Website and app data records
◆ ◆ ◆ ◆ ◆ ◆ ◆

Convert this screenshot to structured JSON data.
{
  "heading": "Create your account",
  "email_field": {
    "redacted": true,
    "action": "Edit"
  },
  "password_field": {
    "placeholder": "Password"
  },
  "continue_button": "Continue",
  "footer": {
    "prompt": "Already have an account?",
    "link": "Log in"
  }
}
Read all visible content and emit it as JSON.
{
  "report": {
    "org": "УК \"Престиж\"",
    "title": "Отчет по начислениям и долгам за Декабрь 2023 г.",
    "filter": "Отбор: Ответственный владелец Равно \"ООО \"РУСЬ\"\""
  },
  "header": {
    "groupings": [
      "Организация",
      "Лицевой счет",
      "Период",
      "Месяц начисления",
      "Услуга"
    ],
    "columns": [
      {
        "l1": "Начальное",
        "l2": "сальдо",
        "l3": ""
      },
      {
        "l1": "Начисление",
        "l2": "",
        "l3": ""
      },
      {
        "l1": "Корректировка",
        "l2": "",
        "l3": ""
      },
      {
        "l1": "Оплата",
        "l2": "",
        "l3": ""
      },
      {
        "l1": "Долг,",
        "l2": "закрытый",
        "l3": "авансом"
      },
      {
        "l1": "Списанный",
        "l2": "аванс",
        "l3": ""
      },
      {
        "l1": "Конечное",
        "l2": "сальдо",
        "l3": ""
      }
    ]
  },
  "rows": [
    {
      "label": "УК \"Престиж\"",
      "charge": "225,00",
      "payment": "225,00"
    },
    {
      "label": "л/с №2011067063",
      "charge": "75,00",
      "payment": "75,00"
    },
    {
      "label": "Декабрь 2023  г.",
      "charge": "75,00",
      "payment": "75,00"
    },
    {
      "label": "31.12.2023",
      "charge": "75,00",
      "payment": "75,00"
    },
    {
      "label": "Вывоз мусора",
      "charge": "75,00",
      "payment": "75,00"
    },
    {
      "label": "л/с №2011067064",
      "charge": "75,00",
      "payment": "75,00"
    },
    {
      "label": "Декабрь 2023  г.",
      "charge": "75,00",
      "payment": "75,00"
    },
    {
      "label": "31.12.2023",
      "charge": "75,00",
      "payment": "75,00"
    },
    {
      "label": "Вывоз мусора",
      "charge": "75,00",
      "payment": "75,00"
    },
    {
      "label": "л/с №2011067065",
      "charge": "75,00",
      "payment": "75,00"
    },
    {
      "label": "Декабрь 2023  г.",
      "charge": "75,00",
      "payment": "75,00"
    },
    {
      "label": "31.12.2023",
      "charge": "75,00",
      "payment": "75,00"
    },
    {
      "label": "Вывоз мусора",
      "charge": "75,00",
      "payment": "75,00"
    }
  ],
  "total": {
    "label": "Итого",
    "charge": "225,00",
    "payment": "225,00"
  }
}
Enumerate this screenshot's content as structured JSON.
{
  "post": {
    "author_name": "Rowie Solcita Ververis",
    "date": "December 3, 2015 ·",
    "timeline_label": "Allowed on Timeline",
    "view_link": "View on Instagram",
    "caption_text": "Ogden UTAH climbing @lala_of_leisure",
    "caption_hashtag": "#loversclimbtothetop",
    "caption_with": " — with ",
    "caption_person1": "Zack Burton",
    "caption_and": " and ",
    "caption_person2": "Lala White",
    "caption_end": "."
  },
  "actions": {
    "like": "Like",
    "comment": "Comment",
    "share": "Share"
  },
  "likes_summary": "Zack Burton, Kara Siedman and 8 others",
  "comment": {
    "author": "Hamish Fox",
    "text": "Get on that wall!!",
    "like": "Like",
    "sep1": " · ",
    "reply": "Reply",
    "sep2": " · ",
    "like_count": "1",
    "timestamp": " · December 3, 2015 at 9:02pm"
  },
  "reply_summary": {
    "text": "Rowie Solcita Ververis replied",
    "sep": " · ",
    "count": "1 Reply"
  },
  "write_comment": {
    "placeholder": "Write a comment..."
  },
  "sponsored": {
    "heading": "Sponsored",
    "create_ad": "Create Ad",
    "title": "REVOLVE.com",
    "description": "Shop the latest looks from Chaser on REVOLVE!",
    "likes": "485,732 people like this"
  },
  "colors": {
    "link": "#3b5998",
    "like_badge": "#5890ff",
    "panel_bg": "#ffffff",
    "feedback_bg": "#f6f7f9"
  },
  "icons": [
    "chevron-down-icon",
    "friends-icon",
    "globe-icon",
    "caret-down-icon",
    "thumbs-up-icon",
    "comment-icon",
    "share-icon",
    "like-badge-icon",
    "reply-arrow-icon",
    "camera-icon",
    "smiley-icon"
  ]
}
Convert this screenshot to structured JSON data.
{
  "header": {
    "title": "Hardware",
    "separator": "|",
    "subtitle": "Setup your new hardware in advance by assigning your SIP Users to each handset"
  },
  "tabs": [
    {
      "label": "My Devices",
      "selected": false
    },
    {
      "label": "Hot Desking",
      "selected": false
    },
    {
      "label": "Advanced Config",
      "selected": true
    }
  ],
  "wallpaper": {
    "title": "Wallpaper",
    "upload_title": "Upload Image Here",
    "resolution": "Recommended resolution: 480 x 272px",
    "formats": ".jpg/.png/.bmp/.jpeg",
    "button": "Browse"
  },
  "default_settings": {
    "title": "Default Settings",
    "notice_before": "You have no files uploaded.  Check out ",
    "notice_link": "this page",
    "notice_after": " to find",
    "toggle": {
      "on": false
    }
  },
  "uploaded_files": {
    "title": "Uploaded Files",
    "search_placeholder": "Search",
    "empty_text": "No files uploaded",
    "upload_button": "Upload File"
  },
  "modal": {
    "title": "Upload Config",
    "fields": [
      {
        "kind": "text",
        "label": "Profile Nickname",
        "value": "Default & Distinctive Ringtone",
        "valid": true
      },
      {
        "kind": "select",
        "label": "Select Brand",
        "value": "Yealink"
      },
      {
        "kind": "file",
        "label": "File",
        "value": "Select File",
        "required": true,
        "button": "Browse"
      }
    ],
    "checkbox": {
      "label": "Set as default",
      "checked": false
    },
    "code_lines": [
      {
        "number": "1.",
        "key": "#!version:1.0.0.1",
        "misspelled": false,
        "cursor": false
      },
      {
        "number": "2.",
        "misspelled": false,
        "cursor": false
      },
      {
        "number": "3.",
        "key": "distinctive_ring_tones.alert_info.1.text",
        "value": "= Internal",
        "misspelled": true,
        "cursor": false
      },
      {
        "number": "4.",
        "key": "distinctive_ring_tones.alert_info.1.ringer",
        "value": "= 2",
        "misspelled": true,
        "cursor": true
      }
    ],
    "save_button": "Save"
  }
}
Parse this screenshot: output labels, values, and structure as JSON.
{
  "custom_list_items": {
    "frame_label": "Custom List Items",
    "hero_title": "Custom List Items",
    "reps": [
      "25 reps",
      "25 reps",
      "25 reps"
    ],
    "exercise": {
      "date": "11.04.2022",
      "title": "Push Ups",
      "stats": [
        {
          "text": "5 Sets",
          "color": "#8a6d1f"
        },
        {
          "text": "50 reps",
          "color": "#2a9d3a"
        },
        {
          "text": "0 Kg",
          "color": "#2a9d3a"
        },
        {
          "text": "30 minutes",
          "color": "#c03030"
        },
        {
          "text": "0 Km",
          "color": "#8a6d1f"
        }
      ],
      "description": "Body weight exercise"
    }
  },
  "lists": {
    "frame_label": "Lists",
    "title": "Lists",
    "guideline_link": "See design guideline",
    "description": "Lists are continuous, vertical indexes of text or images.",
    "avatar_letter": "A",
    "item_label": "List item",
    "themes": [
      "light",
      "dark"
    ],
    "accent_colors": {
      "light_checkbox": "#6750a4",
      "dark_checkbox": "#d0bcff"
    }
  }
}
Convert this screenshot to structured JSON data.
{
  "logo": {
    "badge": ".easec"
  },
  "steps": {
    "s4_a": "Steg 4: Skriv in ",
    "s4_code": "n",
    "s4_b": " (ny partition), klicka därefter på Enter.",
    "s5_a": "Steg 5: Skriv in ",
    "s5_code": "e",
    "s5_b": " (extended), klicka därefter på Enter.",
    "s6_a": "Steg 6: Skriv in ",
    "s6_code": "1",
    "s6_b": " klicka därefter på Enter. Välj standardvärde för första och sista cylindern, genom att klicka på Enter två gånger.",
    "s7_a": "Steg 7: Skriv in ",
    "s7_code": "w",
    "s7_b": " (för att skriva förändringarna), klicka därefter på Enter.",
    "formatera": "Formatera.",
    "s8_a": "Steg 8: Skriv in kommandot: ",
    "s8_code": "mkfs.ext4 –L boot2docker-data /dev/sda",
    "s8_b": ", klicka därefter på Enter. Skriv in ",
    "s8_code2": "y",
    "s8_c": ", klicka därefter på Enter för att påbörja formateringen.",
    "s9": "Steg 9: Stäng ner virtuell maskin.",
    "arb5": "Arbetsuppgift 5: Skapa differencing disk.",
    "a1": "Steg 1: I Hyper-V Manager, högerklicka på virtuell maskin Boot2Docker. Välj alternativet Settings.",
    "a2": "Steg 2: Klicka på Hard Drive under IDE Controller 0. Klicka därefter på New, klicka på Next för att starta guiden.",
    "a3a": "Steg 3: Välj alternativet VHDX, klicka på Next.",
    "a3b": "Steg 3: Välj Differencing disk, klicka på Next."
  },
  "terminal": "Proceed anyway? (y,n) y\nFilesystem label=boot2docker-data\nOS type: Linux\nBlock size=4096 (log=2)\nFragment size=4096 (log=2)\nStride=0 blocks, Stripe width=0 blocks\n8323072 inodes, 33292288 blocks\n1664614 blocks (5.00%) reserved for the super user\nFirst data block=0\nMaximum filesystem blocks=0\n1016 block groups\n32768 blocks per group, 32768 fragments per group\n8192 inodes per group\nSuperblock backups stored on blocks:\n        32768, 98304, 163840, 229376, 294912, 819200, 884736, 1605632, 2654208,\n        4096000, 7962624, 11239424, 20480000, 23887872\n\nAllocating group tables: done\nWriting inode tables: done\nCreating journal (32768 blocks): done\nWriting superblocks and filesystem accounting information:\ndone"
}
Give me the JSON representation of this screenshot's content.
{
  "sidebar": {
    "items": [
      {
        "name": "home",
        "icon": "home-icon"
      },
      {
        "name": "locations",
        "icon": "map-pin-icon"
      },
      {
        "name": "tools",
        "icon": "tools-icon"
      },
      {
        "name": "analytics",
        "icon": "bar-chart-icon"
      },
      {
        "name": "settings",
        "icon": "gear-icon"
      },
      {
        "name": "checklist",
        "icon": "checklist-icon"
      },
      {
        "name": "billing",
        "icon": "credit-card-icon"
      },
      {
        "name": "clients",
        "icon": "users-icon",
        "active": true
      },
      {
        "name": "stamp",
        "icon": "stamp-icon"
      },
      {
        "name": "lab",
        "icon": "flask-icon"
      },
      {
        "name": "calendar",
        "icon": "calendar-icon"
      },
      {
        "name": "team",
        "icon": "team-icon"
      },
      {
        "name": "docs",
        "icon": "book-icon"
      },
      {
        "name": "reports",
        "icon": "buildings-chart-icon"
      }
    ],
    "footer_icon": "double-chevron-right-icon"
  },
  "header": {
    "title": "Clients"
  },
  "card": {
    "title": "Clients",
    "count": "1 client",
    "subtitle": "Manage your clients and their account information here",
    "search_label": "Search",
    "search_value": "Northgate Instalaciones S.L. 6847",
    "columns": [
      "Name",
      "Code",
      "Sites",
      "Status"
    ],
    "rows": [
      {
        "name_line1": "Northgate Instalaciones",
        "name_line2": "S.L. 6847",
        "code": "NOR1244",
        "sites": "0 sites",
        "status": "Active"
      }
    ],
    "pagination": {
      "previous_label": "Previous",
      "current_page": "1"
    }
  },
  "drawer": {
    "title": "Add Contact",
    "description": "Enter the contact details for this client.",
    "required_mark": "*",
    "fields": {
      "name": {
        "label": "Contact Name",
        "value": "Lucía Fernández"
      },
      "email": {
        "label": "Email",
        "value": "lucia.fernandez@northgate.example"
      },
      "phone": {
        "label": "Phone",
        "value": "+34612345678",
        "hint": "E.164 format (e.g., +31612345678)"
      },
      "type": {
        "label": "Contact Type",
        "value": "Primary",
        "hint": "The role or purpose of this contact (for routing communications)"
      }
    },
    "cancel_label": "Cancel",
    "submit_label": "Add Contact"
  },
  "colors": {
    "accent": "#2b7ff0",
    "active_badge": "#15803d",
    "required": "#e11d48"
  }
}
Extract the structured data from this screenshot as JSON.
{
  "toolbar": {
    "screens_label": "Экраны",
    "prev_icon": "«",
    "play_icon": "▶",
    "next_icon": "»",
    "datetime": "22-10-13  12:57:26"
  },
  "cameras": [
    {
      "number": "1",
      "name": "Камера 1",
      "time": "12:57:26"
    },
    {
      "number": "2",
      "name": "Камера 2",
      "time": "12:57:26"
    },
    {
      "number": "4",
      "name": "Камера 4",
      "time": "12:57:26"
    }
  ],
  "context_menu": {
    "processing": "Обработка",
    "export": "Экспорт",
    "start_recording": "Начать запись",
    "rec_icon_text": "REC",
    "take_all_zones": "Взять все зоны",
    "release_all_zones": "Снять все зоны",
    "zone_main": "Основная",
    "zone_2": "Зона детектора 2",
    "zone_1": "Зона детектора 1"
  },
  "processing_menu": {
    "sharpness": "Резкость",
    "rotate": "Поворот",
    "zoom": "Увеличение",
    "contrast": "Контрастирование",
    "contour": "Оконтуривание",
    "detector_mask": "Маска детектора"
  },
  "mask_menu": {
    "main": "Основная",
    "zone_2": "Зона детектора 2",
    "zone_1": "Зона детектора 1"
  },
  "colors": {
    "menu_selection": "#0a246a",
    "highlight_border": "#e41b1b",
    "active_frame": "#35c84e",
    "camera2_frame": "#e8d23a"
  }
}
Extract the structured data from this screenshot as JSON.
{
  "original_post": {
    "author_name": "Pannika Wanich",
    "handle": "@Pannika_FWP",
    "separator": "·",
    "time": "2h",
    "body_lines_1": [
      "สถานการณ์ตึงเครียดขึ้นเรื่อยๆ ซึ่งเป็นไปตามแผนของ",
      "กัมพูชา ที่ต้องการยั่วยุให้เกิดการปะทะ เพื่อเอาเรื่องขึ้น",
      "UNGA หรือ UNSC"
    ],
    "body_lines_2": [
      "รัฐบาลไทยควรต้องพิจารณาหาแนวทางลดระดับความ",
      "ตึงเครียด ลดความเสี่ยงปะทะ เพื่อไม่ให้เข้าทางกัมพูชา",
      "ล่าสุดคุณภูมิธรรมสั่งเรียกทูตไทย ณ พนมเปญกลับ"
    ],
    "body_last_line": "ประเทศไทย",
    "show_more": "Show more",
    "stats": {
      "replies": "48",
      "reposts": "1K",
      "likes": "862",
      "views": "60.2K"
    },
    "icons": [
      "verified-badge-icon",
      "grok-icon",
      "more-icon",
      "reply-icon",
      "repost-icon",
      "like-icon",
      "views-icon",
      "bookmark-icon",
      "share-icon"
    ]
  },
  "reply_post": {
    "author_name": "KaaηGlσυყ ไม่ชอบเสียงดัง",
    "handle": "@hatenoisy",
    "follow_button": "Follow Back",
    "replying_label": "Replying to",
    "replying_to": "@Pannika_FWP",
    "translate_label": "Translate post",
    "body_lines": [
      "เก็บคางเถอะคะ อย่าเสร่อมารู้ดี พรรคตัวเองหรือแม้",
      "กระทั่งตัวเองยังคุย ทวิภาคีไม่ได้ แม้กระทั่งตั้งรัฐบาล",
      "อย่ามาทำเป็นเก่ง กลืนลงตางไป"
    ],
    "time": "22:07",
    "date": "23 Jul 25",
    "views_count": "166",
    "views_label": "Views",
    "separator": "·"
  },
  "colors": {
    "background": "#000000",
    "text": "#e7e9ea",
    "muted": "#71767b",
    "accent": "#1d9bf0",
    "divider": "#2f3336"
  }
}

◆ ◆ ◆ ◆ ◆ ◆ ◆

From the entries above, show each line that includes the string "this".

Convert this screenshot to structured JSON data.
Enumerate this screenshot's content as structured JSON.
    "likes": "485,732 people like this"
Convert this screenshot to structured JSON data.
    "notice_link": "this page",
Parse this screenshot: output labels, values, and structure as JSON.
Convert this screenshot to structured JSON data.
Give me the JSON representation of this screenshot's content.
    "description": "Enter the contact details for this client.",
        "hint": "The role or purpose of this contact (for routing communications)"
Extract the structured data from this screenshot as JSON.
Extract the structured data from this screenshot as JSON.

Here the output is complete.